### YOUR GOAL
Your copy should repeat each record below exactly and contain no images.

### DATA RECORDS
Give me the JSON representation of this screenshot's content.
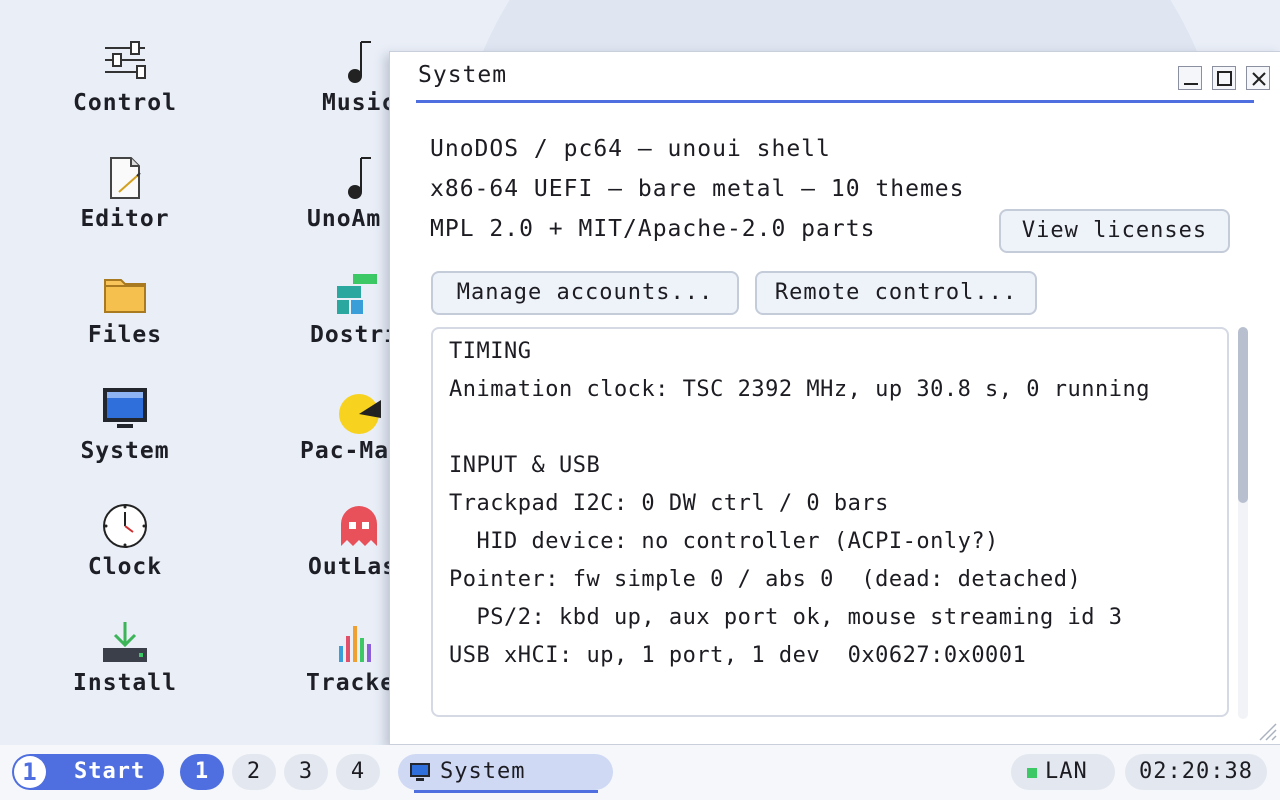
{
  "desktop": {
    "icons": [
      {
        "label": "Control",
        "icon": "sliders-icon"
      },
      {
        "label": "Editor",
        "icon": "document-pen-icon"
      },
      {
        "label": "Files",
        "icon": "folder-icon"
      },
      {
        "label": "System",
        "icon": "monitor-icon"
      },
      {
        "label": "Clock",
        "icon": "clock-icon"
      },
      {
        "label": "Install",
        "icon": "download-drive-icon"
      },
      {
        "label": "Music",
        "icon": "music-note-icon"
      },
      {
        "label": "UnoAm",
        "icon": "music-note-icon"
      },
      {
        "label": "Dostri",
        "icon": "falling-blocks-icon"
      },
      {
        "label": "Pac-Ma",
        "icon": "pacman-icon"
      },
      {
        "label": "OutLas",
        "icon": "ghost-icon"
      },
      {
        "label": "Tracke",
        "icon": "equalizer-bars-icon"
      }
    ]
  },
  "window": {
    "title": "System",
    "info": {
      "line1": "UnoDOS / pc64  –  unoui shell",
      "line2": "x86-64 UEFI  –  bare metal  –  10 themes",
      "line3": "MPL 2.0 + MIT/Apache-2.0 parts"
    },
    "buttons": {
      "view_licenses": "View licenses",
      "manage_accounts": "Manage accounts...",
      "remote_control": "Remote control..."
    },
    "text_lines": [
      "TIMING",
      "Animation clock: TSC 2392 MHz, up 30.8 s, 0 running",
      "",
      "INPUT & USB",
      "Trackpad I2C: 0 DW ctrl / 0 bars",
      "  HID device: no controller (ACPI-only?)",
      "Pointer: fw simple 0 / abs 0  (dead: detached)",
      "  PS/2: kbd up, aux port ok, mouse streaming id 3",
      "USB xHCI: up, 1 port, 1 dev  0x0627:0x0001"
    ],
    "scroll_fraction": 0.45
  },
  "taskbar": {
    "start_number": "1",
    "start_label": "Start",
    "workspaces": [
      "1",
      "2",
      "3",
      "4"
    ],
    "active_workspace": "1",
    "task_label": "System",
    "network_label": "LAN",
    "clock": "02:20:38"
  },
  "colors": {
    "accent": "#4f6fe0",
    "desktop_bg": "#e9eef7",
    "network_ok": "#3cc864"
  }
}
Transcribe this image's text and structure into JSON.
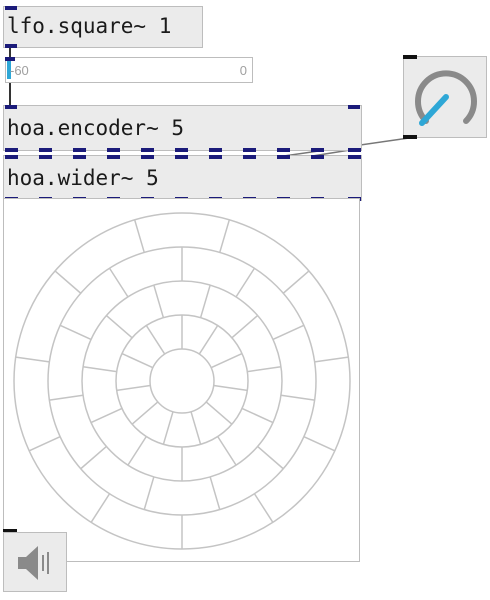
{
  "objects": {
    "lfo": {
      "text": "lfo.square~ 1"
    },
    "encoder": {
      "text": "hoa.encoder~ 5"
    },
    "wider": {
      "text": "hoa.wider~ 5"
    }
  },
  "number_box": {
    "min_label": "-60",
    "max_label": "0",
    "value": 0
  },
  "dial": {
    "icon": "dial-icon",
    "accent": "#2ea7d6"
  },
  "meter": {
    "icon": "hoa-meter-circles"
  },
  "speaker": {
    "icon": "speaker-icon"
  },
  "colors": {
    "port": "#1b1b7a",
    "border": "#bdbdbd",
    "box_bg": "#ebebeb",
    "accent": "#2ea7d6"
  }
}
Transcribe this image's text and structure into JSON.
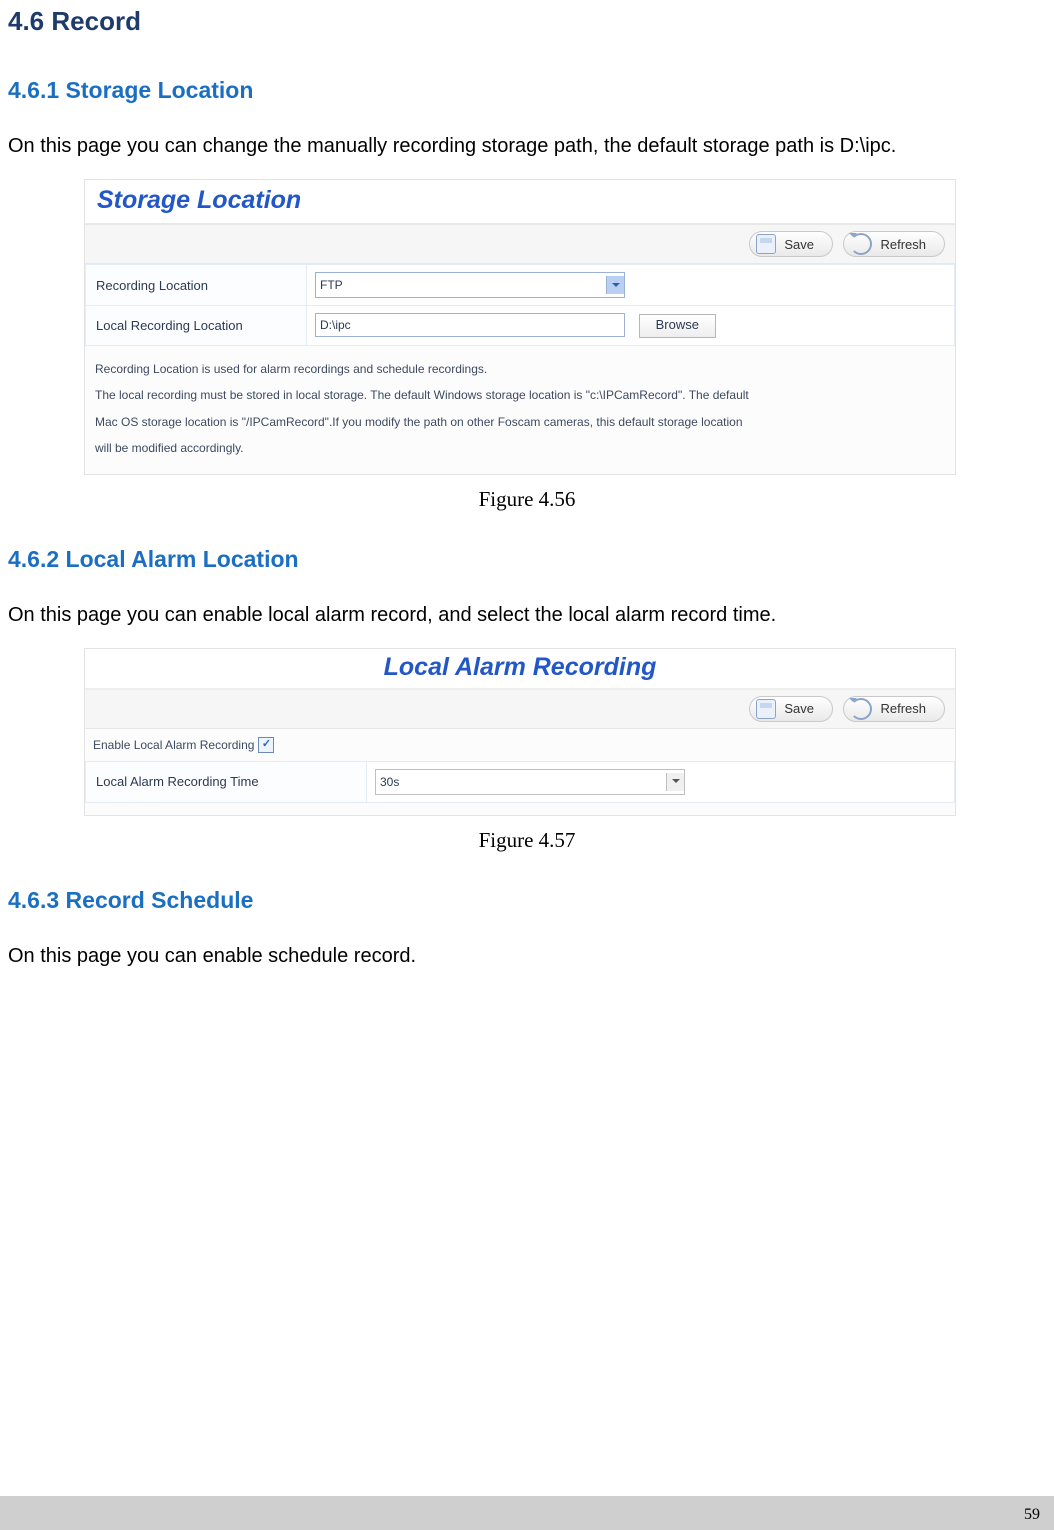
{
  "headings": {
    "h46": "4.6 Record",
    "h461": "4.6.1 Storage Location",
    "h462": "4.6.2 Local Alarm Location",
    "h463": "4.6.3 Record Schedule"
  },
  "paragraphs": {
    "p461": "On this page you can change the manually recording storage path, the default storage path is D:\\ipc.",
    "p462": "On this page you can enable local alarm record, and select the local alarm record time.",
    "p463": "On this page you can enable schedule record."
  },
  "figcaps": {
    "f56": "Figure 4.56",
    "f57": "Figure 4.57"
  },
  "storage_panel": {
    "title": "Storage Location",
    "save": "Save",
    "refresh": "Refresh",
    "rows": {
      "rec_loc_label": "Recording Location",
      "rec_loc_value": "FTP",
      "local_loc_label": "Local Recording Location",
      "local_loc_value": "D:\\ipc",
      "browse": "Browse"
    },
    "notes": {
      "n1": "Recording Location is used for alarm recordings and schedule recordings.",
      "n2": "The local recording must be stored in local storage. The default Windows storage location is \"c:\\IPCamRecord\". The default",
      "n3": "Mac OS storage location is \"/IPCamRecord\".If you modify the path on other Foscam cameras, this default storage location",
      "n4": "will be modified accordingly."
    }
  },
  "alarm_panel": {
    "title": "Local Alarm Recording",
    "save": "Save",
    "refresh": "Refresh",
    "enable_label": "Enable Local Alarm Recording",
    "time_label": "Local Alarm Recording Time",
    "time_value": "30s"
  },
  "page_number": "59"
}
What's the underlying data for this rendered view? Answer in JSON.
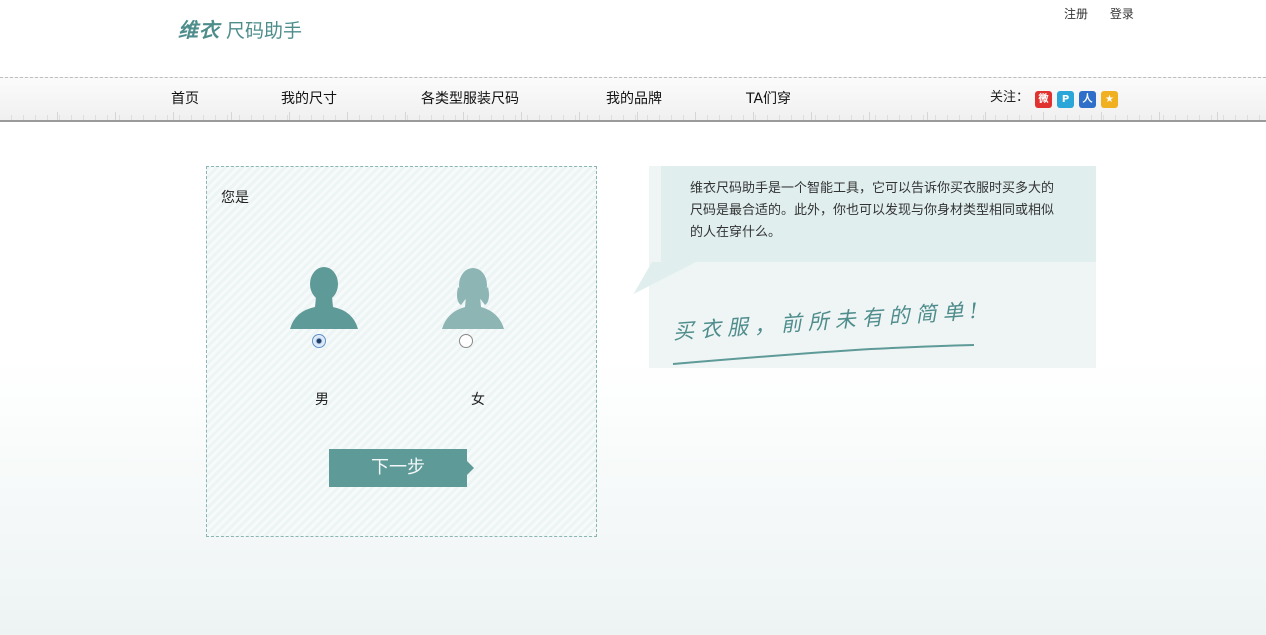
{
  "header": {
    "logo_script": "维衣",
    "logo_text": "尺码助手",
    "links": {
      "register": "注册",
      "login": "登录"
    }
  },
  "nav": {
    "items": [
      "首页",
      "我的尺寸",
      "各类型服装尺码",
      "我的品牌",
      "TA们穿"
    ],
    "follow_label": "关注：",
    "social": [
      {
        "name": "weibo-icon",
        "glyph": "微",
        "color": "#e0332f"
      },
      {
        "name": "tencent-weibo-icon",
        "glyph": "P",
        "color": "#2aa6d8"
      },
      {
        "name": "renren-icon",
        "glyph": "人",
        "color": "#2f6fc9"
      },
      {
        "name": "qzone-icon",
        "glyph": "★",
        "color": "#f0b020"
      }
    ]
  },
  "gender_panel": {
    "question": "您是",
    "male_label": "男",
    "female_label": "女",
    "selected": "male",
    "next_button": "下一步"
  },
  "intro": {
    "text": "维衣尺码助手是一个智能工具，它可以告诉你买衣服时买多大的尺码是最合适的。此外，你也可以发现与你身材类型相同或相似的人在穿什么。",
    "slogan": "买衣服，前所未有的简单!"
  },
  "colors": {
    "accent": "#4e8d8c",
    "button": "#5e9a98",
    "female_avatar": "#8cb5b4"
  }
}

### ANSWER TO THE EXERCISE
Give me the JSON representation of this screenshot's content.
{
  "desktop": {
    "icons": [
      {
        "label": "Control",
        "icon": "sliders-icon"
      },
      {
        "label": "Editor",
        "icon": "document-pen-icon"
      },
      {
        "label": "Files",
        "icon": "folder-icon"
      },
      {
        "label": "System",
        "icon": "monitor-icon"
      },
      {
        "label": "Clock",
        "icon": "clock-icon"
      },
      {
        "label": "Install",
        "icon": "download-drive-icon"
      },
      {
        "label": "Music",
        "icon": "music-note-icon"
      },
      {
        "label": "UnoAm",
        "icon": "music-note-icon"
      },
      {
        "label": "Dostri",
        "icon": "falling-blocks-icon"
      },
      {
        "label": "Pac-Ma",
        "icon": "pacman-icon"
      },
      {
        "label": "OutLas",
        "icon": "ghost-icon"
      },
      {
        "label": "Tracke",
        "icon": "equalizer-bars-icon"
      }
    ]
  },
  "window": {
    "title": "System",
    "info": {
      "line1": "UnoDOS / pc64  –  unoui shell",
      "line2": "x86-64 UEFI  –  bare metal  –  10 themes",
      "line3": "MPL 2.0 + MIT/Apache-2.0 parts"
    },
    "buttons": {
      "view_licenses": "View licenses",
      "manage_accounts": "Manage accounts...",
      "remote_control": "Remote control..."
    },
    "text_lines": [
      "TIMING",
      "Animation clock: TSC 2392 MHz, up 30.8 s, 0 running",
      "",
      "INPUT & USB",
      "Trackpad I2C: 0 DW ctrl / 0 bars",
      "  HID device: no controller (ACPI-only?)",
      "Pointer: fw simple 0 / abs 0  (dead: detached)",
      "  PS/2: kbd up, aux port ok, mouse streaming id 3",
      "USB xHCI: up, 1 port, 1 dev  0x0627:0x0001"
    ],
    "scroll_fraction": 0.45
  },
  "taskbar": {
    "start_number": "1",
    "start_label": "Start",
    "workspaces": [
      "1",
      "2",
      "3",
      "4"
    ],
    "active_workspace": "1",
    "task_label": "System",
    "network_label": "LAN",
    "clock": "02:20:38"
  },
  "colors": {
    "accent": "#4f6fe0",
    "desktop_bg": "#e9eef7",
    "network_ok": "#3cc864"
  }
}
Transcribe this image's text and structure into JSON.
{
  "objects": {
    "lfo": {
      "text": "lfo.square~ 1"
    },
    "encoder": {
      "text": "hoa.encoder~ 5"
    },
    "wider": {
      "text": "hoa.wider~ 5"
    }
  },
  "number_box": {
    "min_label": "-60",
    "max_label": "0",
    "value": 0
  },
  "dial": {
    "icon": "dial-icon",
    "accent": "#2ea7d6"
  },
  "meter": {
    "icon": "hoa-meter-circles"
  },
  "speaker": {
    "icon": "speaker-icon"
  },
  "colors": {
    "port": "#1b1b7a",
    "border": "#bdbdbd",
    "box_bg": "#ebebeb",
    "accent": "#2ea7d6"
  }
}
Transcribe this image's text and structure into JSON.
{
  "headings": {
    "h46": "4.6 Record",
    "h461": "4.6.1 Storage Location",
    "h462": "4.6.2 Local Alarm Location",
    "h463": "4.6.3 Record Schedule"
  },
  "paragraphs": {
    "p461": "On this page you can change the manually recording storage path, the default storage path is D:\\ipc.",
    "p462": "On this page you can enable local alarm record, and select the local alarm record time.",
    "p463": "On this page you can enable schedule record."
  },
  "figcaps": {
    "f56": "Figure 4.56",
    "f57": "Figure 4.57"
  },
  "storage_panel": {
    "title": "Storage Location",
    "save": "Save",
    "refresh": "Refresh",
    "rows": {
      "rec_loc_label": "Recording Location",
      "rec_loc_value": "FTP",
      "local_loc_label": "Local Recording Location",
      "local_loc_value": "D:\\ipc",
      "browse": "Browse"
    },
    "notes": {
      "n1": "Recording Location is used for alarm recordings and schedule recordings.",
      "n2": "The local recording must be stored in local storage. The default Windows storage location is \"c:\\IPCamRecord\". The default",
      "n3": "Mac OS storage location is \"/IPCamRecord\".If you modify the path on other Foscam cameras, this default storage location",
      "n4": "will be modified accordingly."
    }
  },
  "alarm_panel": {
    "title": "Local Alarm Recording",
    "save": "Save",
    "refresh": "Refresh",
    "enable_label": "Enable Local Alarm Recording",
    "time_label": "Local Alarm Recording Time",
    "time_value": "30s"
  },
  "page_number": "59"
}
What's the underlying data for this rendered view? Answer in JSON.
{
  "header": {
    "logo_script": "维衣",
    "logo_text": "尺码助手",
    "links": {
      "register": "注册",
      "login": "登录"
    }
  },
  "nav": {
    "items": [
      "首页",
      "我的尺寸",
      "各类型服装尺码",
      "我的品牌",
      "TA们穿"
    ],
    "follow_label": "关注：",
    "social": [
      {
        "name": "weibo-icon",
        "glyph": "微",
        "color": "#e0332f"
      },
      {
        "name": "tencent-weibo-icon",
        "glyph": "P",
        "color": "#2aa6d8"
      },
      {
        "name": "renren-icon",
        "glyph": "人",
        "color": "#2f6fc9"
      },
      {
        "name": "qzone-icon",
        "glyph": "★",
        "color": "#f0b020"
      }
    ]
  },
  "gender_panel": {
    "question": "您是",
    "male_label": "男",
    "female_label": "女",
    "selected": "male",
    "next_button": "下一步"
  },
  "intro": {
    "text": "维衣尺码助手是一个智能工具，它可以告诉你买衣服时买多大的尺码是最合适的。此外，你也可以发现与你身材类型相同或相似的人在穿什么。",
    "slogan": "买衣服，前所未有的简单!"
  },
  "colors": {
    "accent": "#4e8d8c",
    "button": "#5e9a98",
    "female_avatar": "#8cb5b4"
  }
}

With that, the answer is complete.